The Montreal-based manufacturer said Monday that it has two announcements planned for Tuesday.
"Stay tuned," spokesman Marc Duchesne said from the Paris Air Show when asked when the manufacturer will announce its first aircraft order at the show.
Earlier, Bombardier signed a new agreement with Comac to enhance commonalities between its CSeries and the C919 widebody aircraft from Commercial Aircraft Corporation of China Ltd.
The latest agreement will require the two companies to collaborate on areas of non-flying flight testing, sales and marketing, and customer services related to training, technical publications and parts distribution.

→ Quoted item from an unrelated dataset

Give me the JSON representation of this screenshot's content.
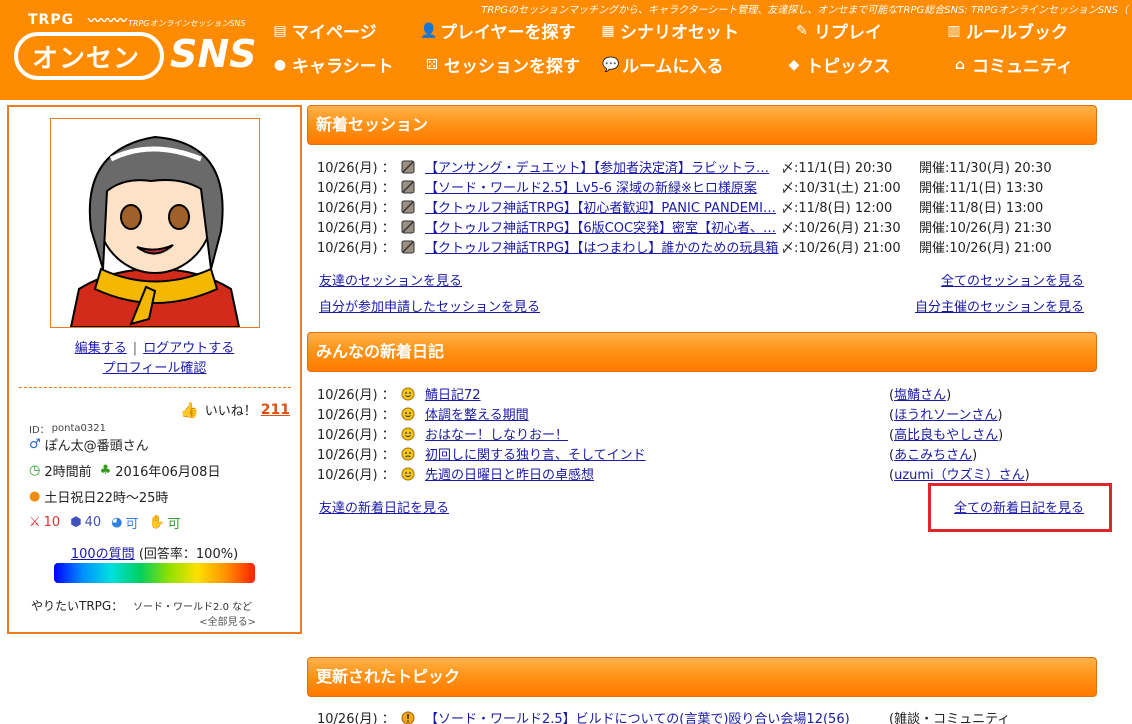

"The second phase of Comac and Bombardier's co-operation is expected to contribute further to enhancing the competitiveness of not only the C919 and CSeries aircraft programs, but also of both Comac's and Bombardier’s overall businesses," Bombardier said on the first day of the biennial Paris event.
It said the agreement will help each partner maximize cost savings and market share, while allowing customers to gain cost benefits from operating both aircraft.
The strengthening relationship is expected to facilitate a number of CSeries orders in what is potentially the world's largest new aerospace market. However, Bombardier (TSE:BBD.B) has yet to receive any orders from China for its new CSeries family of jets.
Walter Spracklin of RBC Capital Markets said the expanded agreement signals that a Chinese order is advancing.
"We would view a Chinese order as a significant catalyst as it would both entrench the CSeries in a growing region as well as add breadth for potential orders from leasing companies," he wrote in a report.
Spracklin said Bombardier officials signalled Monday that the maiden flight of the CSeries could happen in about six days.
Duchesne described the first flight as "a moving target" that will definitely happen before the end of the month.
The 90-minute test will include a series of banking manoeuvres with real-time data and engine performance fed to existing and perspective customers.
Bombardier said some customers are awaiting confirmation of the plane's performance, so the flight would be a catalyst for new orders, the analyst said. The company signalled it plans to deliver 15 CS100 airplanes in 2014, and between 110 and 120 of the planes per year by 2017.
The Canadian manufacturer's efforts come as Embraer (NYSE:ERJ) announced at the Paris Air Show the launch of a second generation of E-Jets.
The first of three in the E2 family of planes is expected to enter service in the first half of 2018, followed by other planes in the following two years.
"The launch of the E2 builds on our vision to offer leading-edge commercial jets with a capacity right-sized for 70 to 130 seats," said Embraer CEO Frederico Fleury Curado.
The E175-E2 will accommodate up to 88 passengers, the E190-E2 will maintain its size for up to 106 seats and the E195-E2 will accommodate up to 132 seats or 118 seats in dual classes, putting in a competition with the CS100, which will have 110- to 125 seats.
The Embraer planes will be powered by Pratt & Whitney's geared turbofan engine — used on the CSeries — and promises to offer similar operating costs as Boeing and Airbus' smaller re-engined airplanes.
SkyWest is the launch customer, signing a firm order for 100 E175-E2 aircraft, with options for another 100 aircraft. The 200 aircraft would be valued at US$9.36 billion at list prices.
Spracklin said the updated Embraer aircraft puts pressure on Bombardier’s old CRJ regional jet and CSeries products.
He said Embraer will have an advantage winning orders with existing customers because cockpits on the new planes will be similar to the planes in service.
"We believe that it will be a tough sell for competitor airframers to displace Embraer in the future with airlines that have the current E-Jet family in their fleets," he wrote.
With its longer range and better anticipated economics, the all-new CSeries will "provide for enough of a differential such that the two products will largely target two different customer bases," Spracklin said.
He said the E2 will better compete against Bombardier's CRJs, forcing the company to either launch a new regional jet or concede market share in the regional jet segment.
Bombardier responded by saying its existing products, including the CRJ100 are perfectly able to compete.
"We're not concerned about the impact of these new aircraft on our family of aircraft," Duchesne said from Paris.
He added that the CS100 will enter into service in about a year, while Embraer's new plane will arrive beginning in 2018.
Meanwhile, Bombardier identified the buyer for one of its previously announced orders for 10 CSeries passenger jets.
It said an order announced two years ago was placed by Odyssey Airlines, which plans to operate business-class service from London City Airport.
Bombardier said the CS100 jets ordered by Odyssey have a list price of US$628 million.
The company has received commitments for 388 CSeries aircraft, including 177 firm orders.
On the Toronto Stock Exchange, Bombardier's shares closed up two cents at $4.70.